### INSTRUCTIONS TO FOLLOW:
Where in the data below does the word "logo" appear? Copy every line that has it.

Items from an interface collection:
◆ ◆ ◆
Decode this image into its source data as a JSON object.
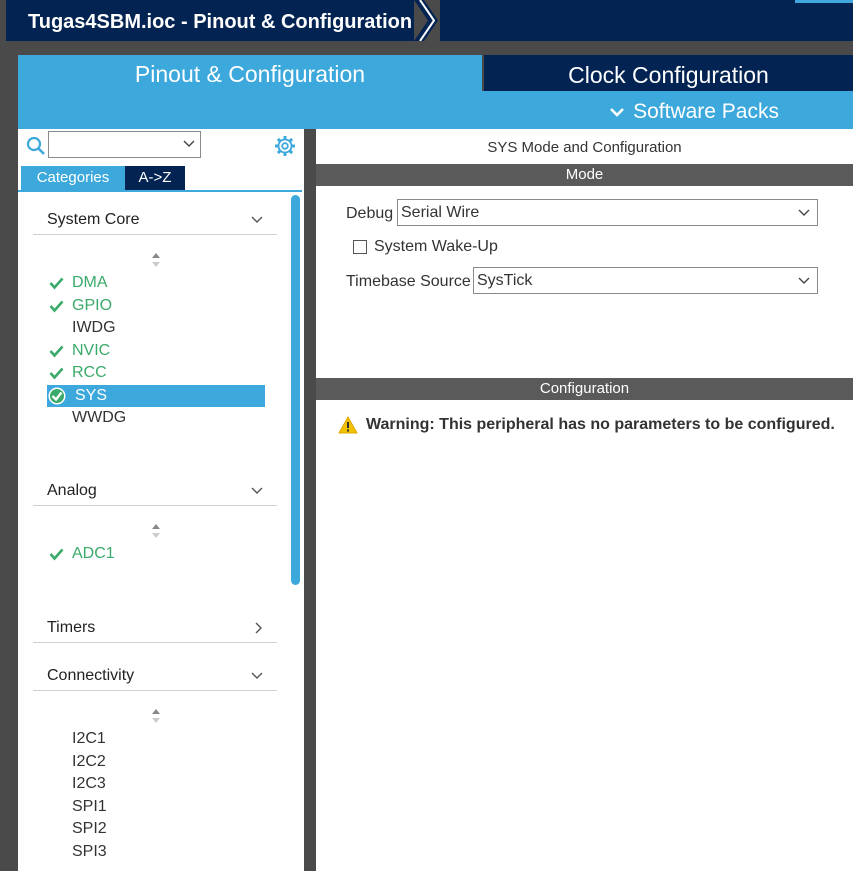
{
  "window": {
    "title": "Tugas4SBM.ioc - Pinout & Configuration"
  },
  "tabs": {
    "pinout_label": "Pinout & Configuration",
    "clock_label": "Clock Configuration",
    "software_packs_label": "Software Packs"
  },
  "left_panel": {
    "search_value": "",
    "view_tabs": {
      "categories": "Categories",
      "az": "A->Z"
    },
    "categories": [
      {
        "name": "System Core",
        "expanded": true,
        "items": [
          {
            "label": "DMA",
            "checked": true
          },
          {
            "label": "GPIO",
            "checked": true
          },
          {
            "label": "IWDG",
            "checked": false
          },
          {
            "label": "NVIC",
            "checked": true
          },
          {
            "label": "RCC",
            "checked": true
          },
          {
            "label": "SYS",
            "checked": true,
            "selected": true
          },
          {
            "label": "WWDG",
            "checked": false
          }
        ]
      },
      {
        "name": "Analog",
        "expanded": true,
        "items": [
          {
            "label": "ADC1",
            "checked": true
          }
        ]
      },
      {
        "name": "Timers",
        "expanded": false,
        "items": []
      },
      {
        "name": "Connectivity",
        "expanded": true,
        "items": [
          {
            "label": "I2C1",
            "checked": false
          },
          {
            "label": "I2C2",
            "checked": false
          },
          {
            "label": "I2C3",
            "checked": false
          },
          {
            "label": "SPI1",
            "checked": false
          },
          {
            "label": "SPI2",
            "checked": false
          },
          {
            "label": "SPI3",
            "checked": false
          }
        ]
      }
    ]
  },
  "mode_panel": {
    "title": "SYS Mode and Configuration",
    "mode_header": "Mode",
    "debug_label": "Debug",
    "debug_value": "Serial Wire",
    "wakeup_label": "System Wake-Up",
    "wakeup_checked": false,
    "timebase_label": "Timebase Source",
    "timebase_value": "SysTick"
  },
  "config_panel": {
    "header": "Configuration",
    "warning": "Warning: This peripheral has no parameters to be configured."
  },
  "colors": {
    "brand_dark": "#032453",
    "brand_light": "#3ca8dc",
    "check_green": "#3aaa6a",
    "warning_yellow": "#f2c200"
  }
}
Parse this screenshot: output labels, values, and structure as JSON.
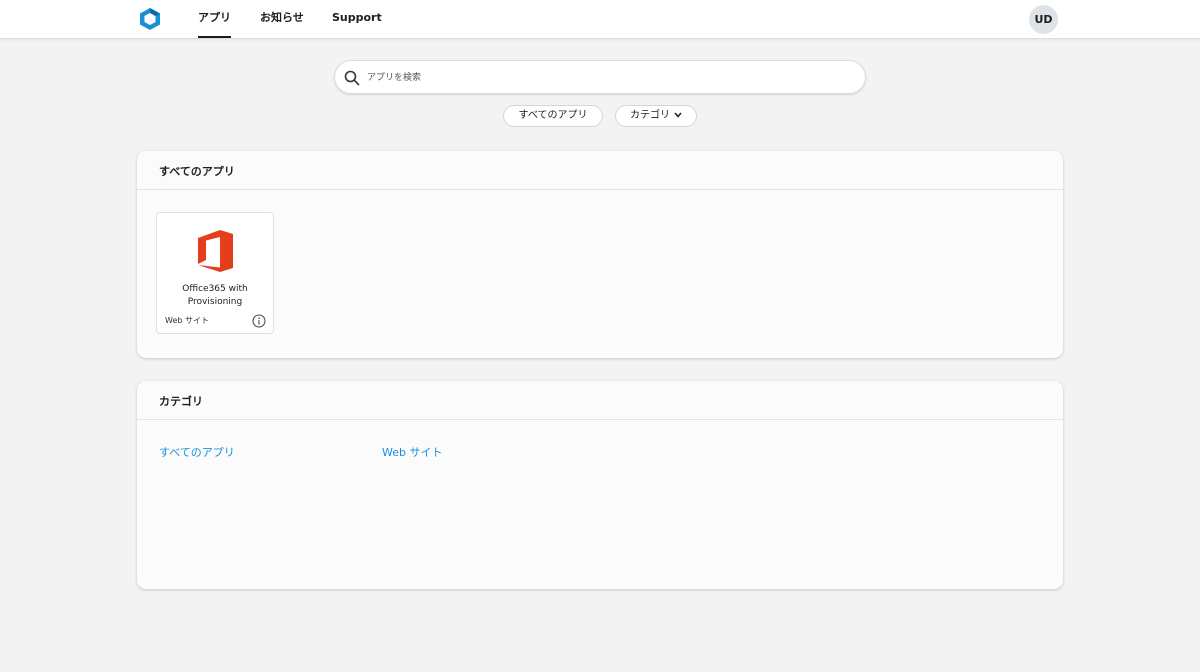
{
  "header": {
    "nav": [
      {
        "label": "アプリ",
        "active": true
      },
      {
        "label": "お知らせ",
        "active": false
      },
      {
        "label": "Support",
        "active": false
      }
    ],
    "avatar": "UD",
    "logo_icon": "cube-logo-icon"
  },
  "search": {
    "placeholder": "アプリを検索",
    "value": ""
  },
  "filters": {
    "all_apps": "すべてのアプリ",
    "category": "カテゴリ"
  },
  "apps_section": {
    "title": "すべてのアプリ",
    "apps": [
      {
        "name_line1": "Office365 with",
        "name_line2": "Provisioning",
        "type": "Web サイト",
        "icon": "office-icon"
      }
    ]
  },
  "category_section": {
    "title": "カテゴリ",
    "links": [
      "すべてのアプリ",
      "Web サイト"
    ]
  },
  "colors": {
    "link": "#1a8fd8",
    "logo": "#1a8fd8",
    "office": "#e43e1c"
  }
}
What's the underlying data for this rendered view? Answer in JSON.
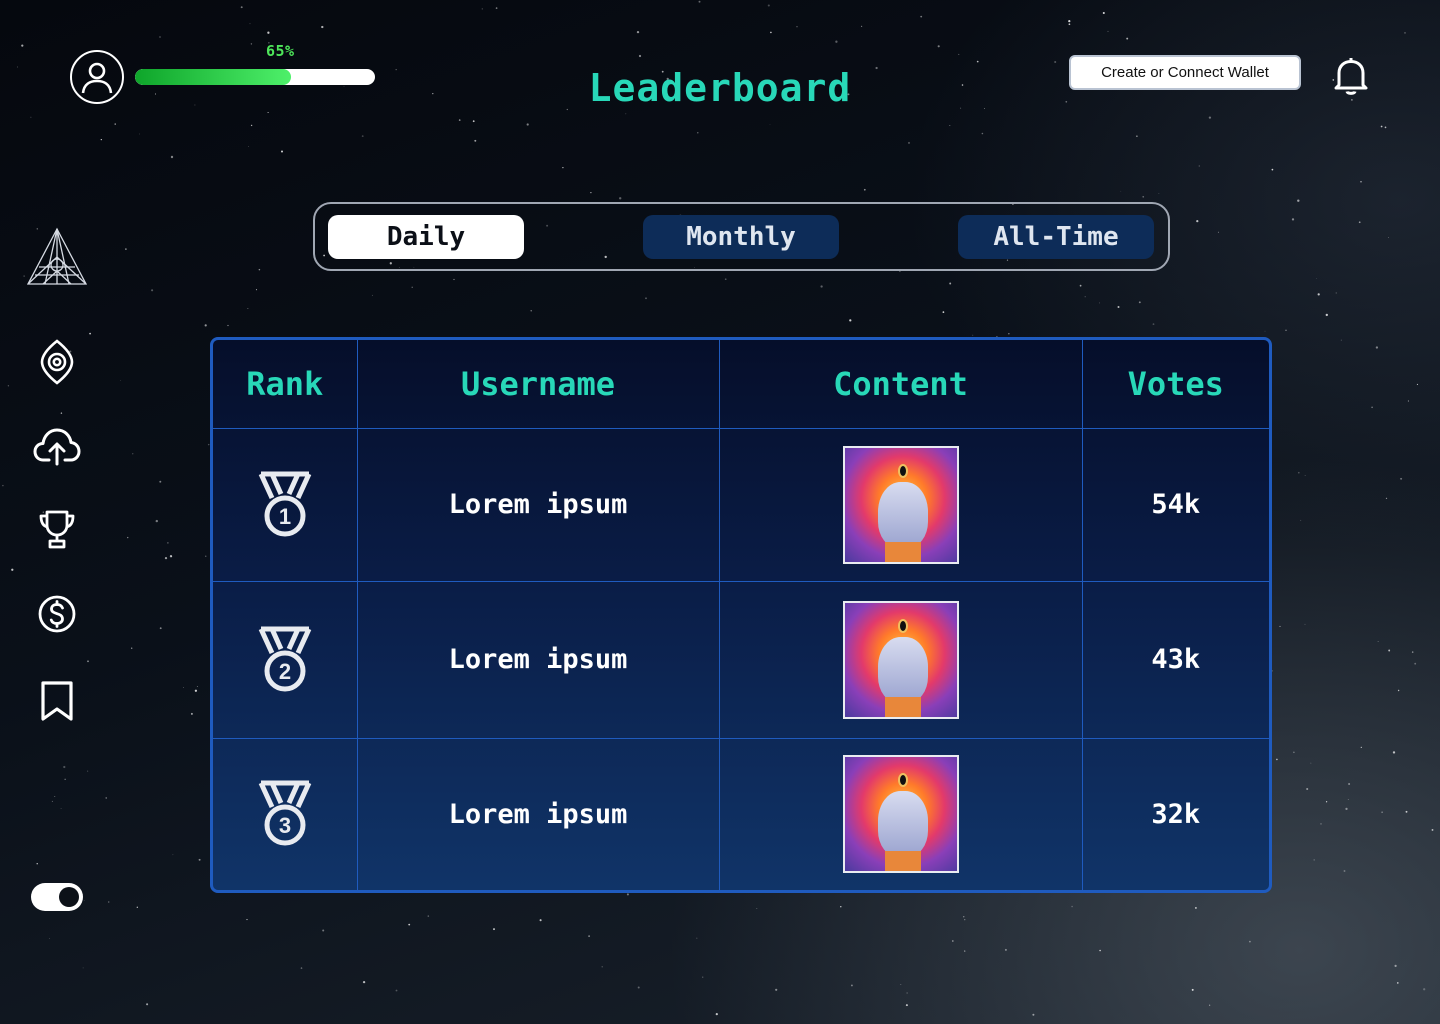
{
  "header": {
    "progress_label": "65%",
    "progress_percent": 65,
    "title": "Leaderboard",
    "wallet_button": "Create or Connect Wallet"
  },
  "icons": {
    "avatar": "user-icon",
    "notifications": "bell-icon",
    "sidebar": [
      "logo-pyramid-icon",
      "eye-icon",
      "cloud-upload-icon",
      "trophy-icon",
      "dollar-icon",
      "bookmark-icon"
    ],
    "theme_toggle": "toggle-switch"
  },
  "tabs": [
    {
      "label": "Daily",
      "active": true
    },
    {
      "label": "Monthly",
      "active": false
    },
    {
      "label": "All-Time",
      "active": false
    }
  ],
  "table": {
    "headers": [
      "Rank",
      "Username",
      "Content",
      "Votes"
    ],
    "rows": [
      {
        "rank": "1",
        "username": "Lorem ipsum",
        "votes": "54k"
      },
      {
        "rank": "2",
        "username": "Lorem ipsum",
        "votes": "43k"
      },
      {
        "rank": "3",
        "username": "Lorem ipsum",
        "votes": "32k"
      }
    ]
  },
  "colors": {
    "accent_teal": "#28d8b8",
    "progress_green": "#4ee65a",
    "table_border": "#1f5bbf",
    "tab_inactive": "#0d2c58"
  }
}
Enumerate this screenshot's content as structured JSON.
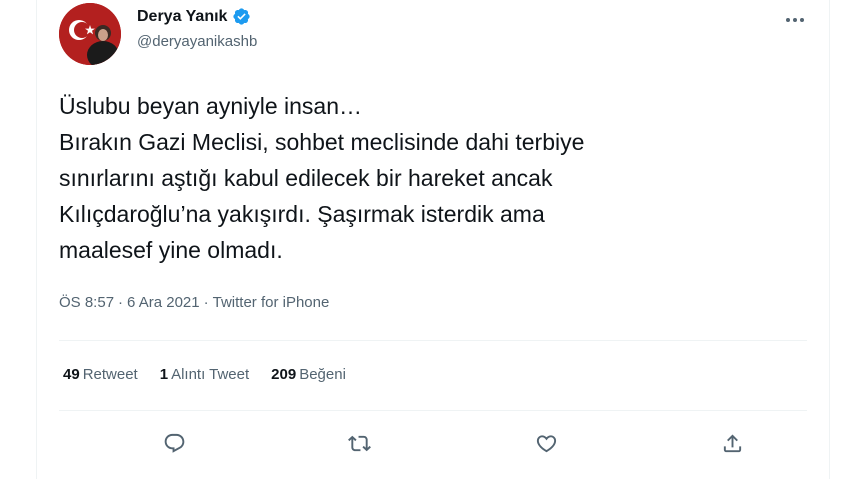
{
  "user": {
    "display_name": "Derya Yanık",
    "handle": "@deryayanikashb",
    "verified": true,
    "avatar_icon": "profile-photo-with-turkish-flag"
  },
  "tweet": {
    "lines": [
      "Üslubu beyan ayniyle insan…",
      "Bırakın Gazi Meclisi, sohbet meclisinde dahi terbiye",
      "sınırlarını aştığı kabul edilecek bir hareket ancak",
      "Kılıçdaroğlu’na yakışırdı. Şaşırmak isterdik ama",
      "maalesef yine olmadı."
    ],
    "time": "ÖS 8:57",
    "separator1": "·",
    "date": "6 Ara 2021",
    "separator2": "·",
    "source": "Twitter for iPhone"
  },
  "stats": {
    "retweets": {
      "count": "49",
      "label": "Retweet"
    },
    "quotes": {
      "count": "1",
      "label": "Alıntı Tweet"
    },
    "likes": {
      "count": "209",
      "label": "Beğeni"
    }
  },
  "icons": {
    "more": "more-horizontal-icon",
    "reply": "reply-icon",
    "retweet": "retweet-icon",
    "like": "heart-icon",
    "share": "share-icon",
    "verified": "verified-badge-icon"
  },
  "colors": {
    "text": "#0f1419",
    "secondary": "#536471",
    "verified": "#1d9bf0",
    "divider": "#eff3f4"
  }
}
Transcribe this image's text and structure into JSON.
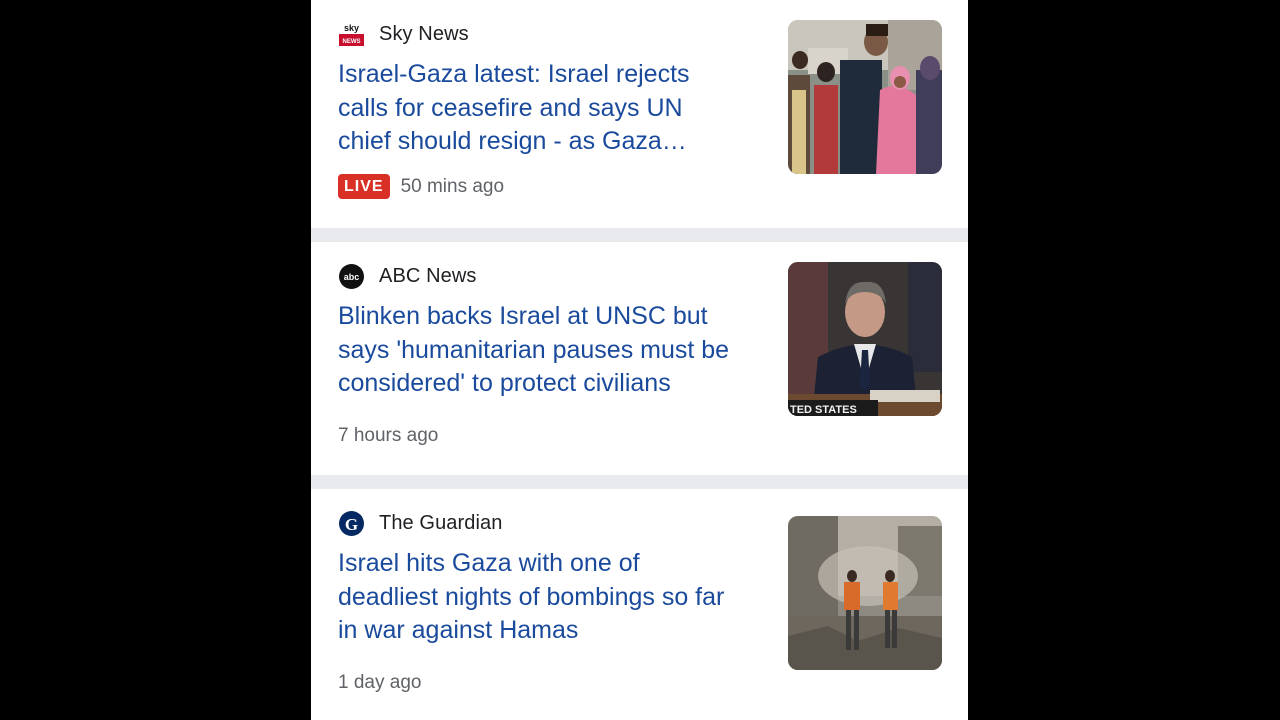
{
  "articles": [
    {
      "source": "Sky News",
      "logo_icon": "sky-news-logo",
      "headline_lines": [
        "Israel-Gaza latest: Israel rejects",
        "calls for ceasefire and says UN",
        "chief should resign - as Gaza…"
      ],
      "badge": "LIVE",
      "time": "50 mins ago",
      "thumbnail": "crowd-photo"
    },
    {
      "source": "ABC News",
      "logo_icon": "abc-news-logo",
      "headline_lines": [
        "Blinken backs Israel at UNSC but",
        "says 'humanitarian pauses must be",
        "considered' to protect civilians"
      ],
      "time": "7 hours ago",
      "thumbnail": "speaker-photo",
      "thumbnail_caption": "TED STATES"
    },
    {
      "source": "The Guardian",
      "logo_icon": "guardian-logo",
      "headline_lines": [
        "Israel hits Gaza with one of",
        "deadliest nights of bombings so far",
        "in war against Hamas"
      ],
      "time": "1 day ago",
      "thumbnail": "rubble-photo"
    }
  ],
  "colors": {
    "headline": "#1a4a9c",
    "live_badge": "#d93025",
    "meta": "#5f6368",
    "divider": "#e8eaed"
  }
}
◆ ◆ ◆
### EXERCISE RESPONSE:
    "logo_icon": "cube-logo-icon"
    "logo": "#1a8fd8",
      "logo-pyramid-icon",
      "logo_icon": "sky-news-logo",
      "logo_icon": "abc-news-logo",
      "logo_icon": "guardian-logo",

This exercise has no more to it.